ASSIGNMENT: Tally the lines below containing "Fingerprint" and report only the total.

______________________________

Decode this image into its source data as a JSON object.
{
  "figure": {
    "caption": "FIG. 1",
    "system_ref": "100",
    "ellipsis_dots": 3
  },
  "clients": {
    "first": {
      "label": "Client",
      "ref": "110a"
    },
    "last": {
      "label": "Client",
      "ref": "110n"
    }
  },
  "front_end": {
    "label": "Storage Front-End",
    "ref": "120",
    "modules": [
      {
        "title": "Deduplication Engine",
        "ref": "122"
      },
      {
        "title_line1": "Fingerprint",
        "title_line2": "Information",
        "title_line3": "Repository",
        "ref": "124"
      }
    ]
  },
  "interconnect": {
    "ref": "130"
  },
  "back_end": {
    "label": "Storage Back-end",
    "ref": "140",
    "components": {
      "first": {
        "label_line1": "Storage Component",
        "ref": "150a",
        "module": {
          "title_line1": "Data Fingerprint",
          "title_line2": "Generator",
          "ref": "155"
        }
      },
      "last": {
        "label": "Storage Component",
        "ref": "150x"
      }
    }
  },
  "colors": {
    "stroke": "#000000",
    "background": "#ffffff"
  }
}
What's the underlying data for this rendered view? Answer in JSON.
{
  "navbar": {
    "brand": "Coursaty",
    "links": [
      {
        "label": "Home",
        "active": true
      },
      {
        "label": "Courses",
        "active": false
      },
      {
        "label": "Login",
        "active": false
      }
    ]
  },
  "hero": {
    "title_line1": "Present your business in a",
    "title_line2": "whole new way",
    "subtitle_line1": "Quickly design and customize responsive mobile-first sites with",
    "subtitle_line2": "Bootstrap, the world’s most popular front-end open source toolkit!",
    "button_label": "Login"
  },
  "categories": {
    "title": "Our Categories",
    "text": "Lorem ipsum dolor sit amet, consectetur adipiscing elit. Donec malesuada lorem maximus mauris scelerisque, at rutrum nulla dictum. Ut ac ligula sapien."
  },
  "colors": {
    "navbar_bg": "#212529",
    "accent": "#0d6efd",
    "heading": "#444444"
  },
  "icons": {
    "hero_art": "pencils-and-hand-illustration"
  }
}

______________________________

WRITTEN RESPONSE: 2